The cost of producing solar electricity has been falling, and that should make it much more desirable to utilities. But what do utility executives really think about solar these days, and what will make them embrace solar more (besides being told by their regulators that they have to)?
At the Solar Power International conference in Dallas last week, a panel of utility executives served up some telling views about their interest and misgivings about investing in solar. Here is a takeaway of some of the key points:
1. Price is still a big barrier: There has been lots of talk about the rapid decline of solar panel prices and the rise of large-scale solar farms, but the price for solar hasn’t come down far enough, utility executives said. That means they aren’t likely to invest in it unless they have to in order to meet state mandates.

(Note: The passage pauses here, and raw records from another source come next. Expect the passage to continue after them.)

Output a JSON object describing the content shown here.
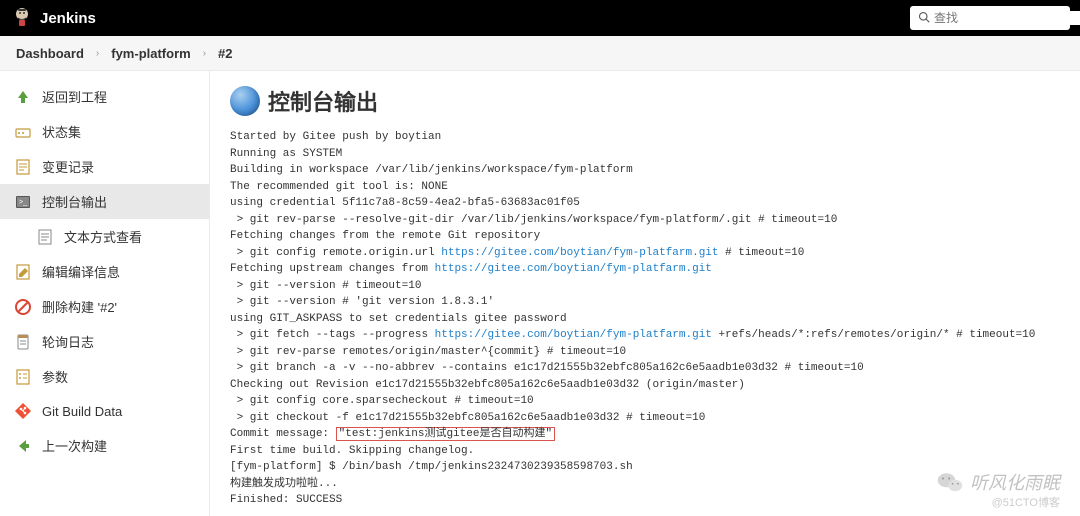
{
  "header": {
    "title": "Jenkins",
    "search_placeholder": "查找"
  },
  "breadcrumb": {
    "items": [
      "Dashboard",
      "fym-platform",
      "#2"
    ]
  },
  "sidebar": {
    "items": [
      {
        "label": "返回到工程",
        "icon": "arrow-up"
      },
      {
        "label": "状态集",
        "icon": "status"
      },
      {
        "label": "变更记录",
        "icon": "changes"
      },
      {
        "label": "控制台输出",
        "icon": "console",
        "active": true
      },
      {
        "label": "文本方式查看",
        "icon": "text",
        "sub": true
      },
      {
        "label": "编辑编译信息",
        "icon": "edit"
      },
      {
        "label": "删除构建 '#2'",
        "icon": "delete"
      },
      {
        "label": "轮询日志",
        "icon": "poll"
      },
      {
        "label": "参数",
        "icon": "params"
      },
      {
        "label": "Git Build Data",
        "icon": "git"
      },
      {
        "label": "上一次构建",
        "icon": "prev"
      }
    ]
  },
  "page": {
    "title": "控制台输出"
  },
  "console": {
    "lines": [
      {
        "t": "Started by Gitee push by boytian"
      },
      {
        "t": "Running as SYSTEM"
      },
      {
        "t": "Building in workspace /var/lib/jenkins/workspace/fym-platform"
      },
      {
        "t": "The recommended git tool is: NONE"
      },
      {
        "t": "using credential 5f11c7a8-8c59-4ea2-bfa5-63683ac01f05"
      },
      {
        "t": " > git rev-parse --resolve-git-dir /var/lib/jenkins/workspace/fym-platform/.git # timeout=10"
      },
      {
        "t": "Fetching changes from the remote Git repository"
      },
      {
        "pre": " > git config remote.origin.url ",
        "link": "https://gitee.com/boytian/fym-platfarm.git",
        "post": " # timeout=10"
      },
      {
        "pre": "Fetching upstream changes from ",
        "link": "https://gitee.com/boytian/fym-platfarm.git",
        "post": ""
      },
      {
        "t": " > git --version # timeout=10"
      },
      {
        "t": " > git --version # 'git version 1.8.3.1'"
      },
      {
        "t": "using GIT_ASKPASS to set credentials gitee password"
      },
      {
        "pre": " > git fetch --tags --progress ",
        "link": "https://gitee.com/boytian/fym-platfarm.git",
        "post": " +refs/heads/*:refs/remotes/origin/* # timeout=10"
      },
      {
        "t": " > git rev-parse remotes/origin/master^{commit} # timeout=10"
      },
      {
        "t": " > git branch -a -v --no-abbrev --contains e1c17d21555b32ebfc805a162c6e5aadb1e03d32 # timeout=10"
      },
      {
        "t": "Checking out Revision e1c17d21555b32ebfc805a162c6e5aadb1e03d32 (origin/master)"
      },
      {
        "t": " > git config core.sparsecheckout # timeout=10"
      },
      {
        "pre": " > git checkout -f ",
        "hash": "e1c17d21555b32ebfc805a162c6e5aadb1e03d32",
        "post": " # timeout=10"
      },
      {
        "pre": "Commit message: ",
        "boxed": "\"test:jenkins测试gitee是否自动构建\"",
        "post": ""
      },
      {
        "t": "First time build. Skipping changelog."
      },
      {
        "t": "[fym-platform] $ /bin/bash /tmp/jenkins2324730239358598703.sh"
      },
      {
        "t": "构建触发成功啦啦..."
      },
      {
        "t": "Finished: SUCCESS"
      }
    ]
  },
  "watermark": {
    "name": "听风化雨眠",
    "sub": "@51CTO博客"
  }
}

The issue is particularly thorny in places of the country with super low electric rates (and lower numbers of sunny days). Robert Powers, president of AEP Utilities, noted that the average wholesale price for power in general in several northeastern states this summer was $0.04 per kilowatt-hour when the price for solar was around $0.20 per kilowatt-hour.

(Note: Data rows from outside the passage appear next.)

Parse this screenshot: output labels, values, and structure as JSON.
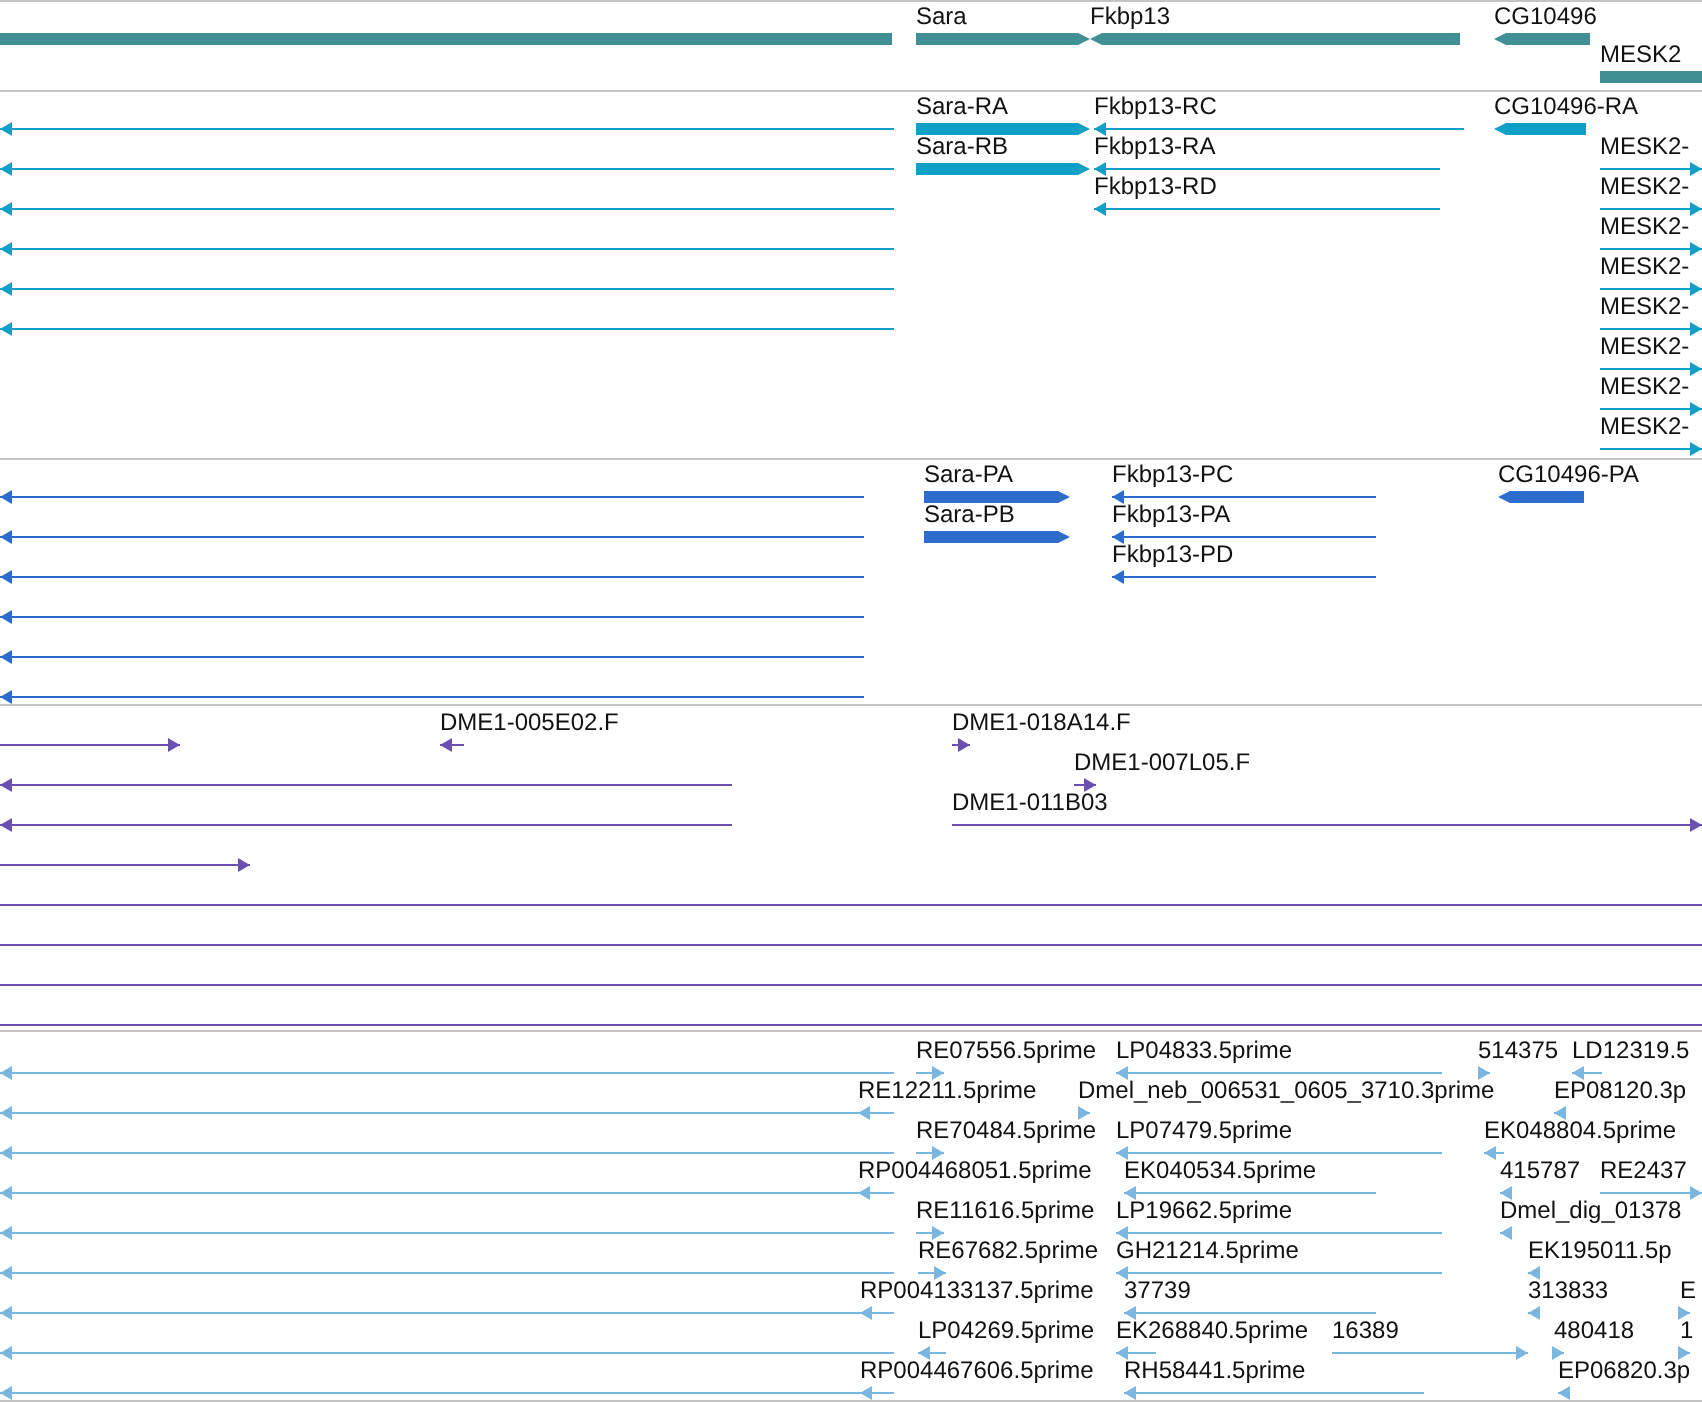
{
  "tracks": [
    {
      "kind": "gene",
      "color": "#3f8f93",
      "features": [
        {
          "kind": "plain"
        },
        {
          "label": "Sara",
          "kind": "forward"
        },
        {
          "label": "Fkbp13",
          "kind": "reverse"
        },
        {
          "label": "CG10496",
          "kind": "reverse"
        },
        {
          "label": "MESK2",
          "kind": "plain"
        }
      ]
    },
    {
      "kind": "transcript",
      "color": "#109fc6",
      "features": [
        {
          "kind": "reverse"
        },
        {
          "kind": "reverse"
        },
        {
          "kind": "reverse"
        },
        {
          "kind": "reverse"
        },
        {
          "kind": "reverse"
        },
        {
          "kind": "reverse"
        },
        {
          "label": "Sara-RA",
          "kind": "forward"
        },
        {
          "label": "Sara-RB",
          "kind": "forward"
        },
        {
          "label": "Fkbp13-RC",
          "kind": "reverse"
        },
        {
          "label": "Fkbp13-RA",
          "kind": "reverse"
        },
        {
          "label": "Fkbp13-RD",
          "kind": "reverse"
        },
        {
          "label": "CG10496-RA",
          "kind": "reverse"
        },
        {
          "label": "MESK2-",
          "kind": "forward"
        },
        {
          "label": "MESK2-",
          "kind": "forward"
        },
        {
          "label": "MESK2-",
          "kind": "forward"
        },
        {
          "label": "MESK2-",
          "kind": "forward"
        },
        {
          "label": "MESK2-",
          "kind": "forward"
        },
        {
          "label": "MESK2-",
          "kind": "forward"
        },
        {
          "label": "MESK2-",
          "kind": "forward"
        },
        {
          "label": "MESK2-",
          "kind": "forward"
        }
      ]
    },
    {
      "kind": "protein",
      "color": "#2b6ccd",
      "features": [
        {
          "kind": "reverse"
        },
        {
          "kind": "reverse"
        },
        {
          "kind": "reverse"
        },
        {
          "kind": "reverse"
        },
        {
          "kind": "reverse"
        },
        {
          "kind": "reverse"
        },
        {
          "label": "Sara-PA",
          "kind": "forward"
        },
        {
          "label": "Sara-PB",
          "kind": "forward"
        },
        {
          "label": "Fkbp13-PC",
          "kind": "reverse"
        },
        {
          "label": "Fkbp13-PA",
          "kind": "reverse"
        },
        {
          "label": "Fkbp13-PD",
          "kind": "reverse"
        },
        {
          "label": "CG10496-PA",
          "kind": "reverse"
        }
      ]
    },
    {
      "kind": "est",
      "color": "#6a50b0",
      "features": [
        {
          "kind": "forward"
        },
        {
          "kind": "reverse"
        },
        {
          "kind": "reverse"
        },
        {
          "kind": "forward"
        },
        {
          "kind": "plain"
        },
        {
          "kind": "plain"
        },
        {
          "kind": "plain"
        },
        {
          "kind": "plain"
        },
        {
          "label": "DME1-005E02.F",
          "kind": "reverse"
        },
        {
          "label": "DME1-018A14.F",
          "kind": "forward"
        },
        {
          "label": "DME1-007L05.F",
          "kind": "forward"
        },
        {
          "label": "DME1-011B03",
          "kind": "forward"
        }
      ]
    },
    {
      "kind": "est",
      "color": "#7ab6e0",
      "features": [
        {
          "kind": "reverse"
        },
        {
          "kind": "reverse"
        },
        {
          "kind": "reverse"
        },
        {
          "kind": "reverse"
        },
        {
          "kind": "reverse"
        },
        {
          "kind": "reverse"
        },
        {
          "kind": "reverse"
        },
        {
          "kind": "reverse"
        },
        {
          "kind": "reverse"
        },
        {
          "label": "RE07556.5prime",
          "kind": "forward"
        },
        {
          "label": "LP04833.5prime",
          "kind": "reverse"
        },
        {
          "label": "514375",
          "kind": "forward"
        },
        {
          "label": "LD12319.5",
          "kind": "reverse"
        },
        {
          "label": "RE12211.5prime",
          "kind": "reverse"
        },
        {
          "label": "Dmel_neb_006531_0605_3710.3prime",
          "kind": "forward"
        },
        {
          "label": "EP08120.3p",
          "kind": "reverse"
        },
        {
          "label": "RE70484.5prime",
          "kind": "forward"
        },
        {
          "label": "LP07479.5prime",
          "kind": "reverse"
        },
        {
          "label": "EK048804.5prime",
          "kind": "reverse"
        },
        {
          "label": "RP004468051.5prime",
          "kind": "reverse"
        },
        {
          "label": "EK040534.5prime",
          "kind": "reverse"
        },
        {
          "label": "415787",
          "kind": "reverse"
        },
        {
          "label": "RE2437",
          "kind": "forward"
        },
        {
          "label": "RE11616.5prime",
          "kind": "forward"
        },
        {
          "label": "LP19662.5prime",
          "kind": "reverse"
        },
        {
          "label": "Dmel_dig_01378",
          "kind": "reverse"
        },
        {
          "label": "RE67682.5prime",
          "kind": "forward"
        },
        {
          "label": "GH21214.5prime",
          "kind": "reverse"
        },
        {
          "label": "EK195011.5p",
          "kind": "reverse"
        },
        {
          "label": "RP004133137.5prime",
          "kind": "reverse"
        },
        {
          "label": "37739",
          "kind": "reverse"
        },
        {
          "label": "313833",
          "kind": "reverse"
        },
        {
          "label": "E",
          "kind": "forward"
        },
        {
          "label": "LP04269.5prime",
          "kind": "reverse"
        },
        {
          "label": "EK268840.5prime",
          "kind": "reverse"
        },
        {
          "label": "16389",
          "kind": "forward"
        },
        {
          "label": "480418",
          "kind": "forward"
        },
        {
          "label": "1",
          "kind": "forward"
        },
        {
          "label": "RP004467606.5prime",
          "kind": "reverse"
        },
        {
          "label": "RH58441.5prime",
          "kind": "reverse"
        },
        {
          "label": "EP06820.3p",
          "kind": "reverse"
        }
      ]
    }
  ]
}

Larry Weis, general manager of Austin Energy, noted that wind energy development has continued to grow and at cheaper costs. “It’s difficult to say, OK, let’s go out and build 200 MW of solar now when can acquire 200 MW of wind for roughly half the cost,” he said.
2. Too much reliance on government help: The solar industry has largely depended on a 30 percent investment tax credit and other federal and state incentives to help them finance projects. While utilities can take advantage of the tax credit and other help if they want to invest in solar, they are leery of having to factor in government incentives when they do long-term planning for power plant construction.
“State and federal support will go away, and we have pressures from our owners they don’t want us to rely on the (investment tax credit) forever. They don’t like earnings that are based on taxes,” said Randy Mehrberg, Chief Operating Officer of PSEG Energy Holdings in New Jersey. “Cost, at the end of the day, is what haunts all of us.”
3. Money and technology: Although the government has invested billions of dollars into renewable energy, it’s facing high pressures to limit spending. “One thing we don’t talk about enough in the energy industry is capital as a resource,” Powers said. “There is a finite capital to solve the U.S. and the world’s climate issues. Policy makers will face the inevitable question: if I spend a dollar on solar, a dollar on natural gas, or a dollar on wind, how do I solve some of the broader policy issues because I’ll eventually run out of the capital if I don’t spend my dollars efficiently.”
Powers said one way to make solar attractive is to pair it with energy storage, which can bank solar and deliver power to utilities who need it to balance their supply and demand and to make sure any sudden flow of renewable energy (when the wind starts to blow or the sun comes out from behind the clouds) doesn’t disrupt the grid’s operation.
Doyle Beneby, CEO of CPS Energy, a municipal utility in San Antonio, said the use of demand-response technology can help turn solar into a more predicable source of energy sooner than storage can. The utility plans to build a communication network for 150,000 of its customers by 2015 that will allow it to reduce power use of households. “Our view is that on days when the cloud covers come in and your solar output dips, we can have volunteers have their power turned down,” Beneby said. “We can get that to market before battery technology is scalable enough to have an impact.”
4. Some policies are desirable: Utilities don’t like to be told they have to invest in more expensive energy or technologies. But if their consumers start to demand cleaner power or if there is one day a price on carbon emissions – and some utility executives think eventually there will be – then utilities want to make sure they can pay for all the costs. One way to do that is to support renewable energy mandates, which typically come with mechanisms for utilities to recover part of the extra expenses by passing on costs to ratepayers.
Armando Olivera, CEO of Florida Power & Light, said a big disagreement between proponents of centralized and distributed solar generation has made it difficult to lobby the Florida state legislature to pass a clean energy mandate. The company wants to do large-scale projects because they are cheaper. The retail electric rates in Florida are about 27-30 percent lower than national average, so the utility wants to do solar as cheaply as possible to minimize rate hikes, Olivera said. The company has built 3 solar projects totaling 110 MW in the last few years. “We think we can do the same projects at 30-40 percent cheaper now than we did three or four years ago. We have another 500 MW we can start construction if we have the right policy,” Olivera said.
5. Idealism and reality: Solar energy advocates have been touting many polls showing that Americans want clean energy, and utility executives largely agree. But they don’t always want to pay for it. Armando Olivera, CEO of Florida Power & Light, said its residential customers have expressed a willingness to tag on another $3 per on their bills to support solar. Randy Mehrberg, chief operating officer of PSEG Energy Holdings in New Jersey, offered up this anecdote:
“We ask our customers regularly what they would like to see from us. So we asked them, what is the No. 1 we can do for you besides lowering your bill? The No. two answer was more renewables. Guess what the No. 1 answer was? The answer was ‘Lowering the cost of our bills.’”
Photo courtesy of BFS Man via Flickr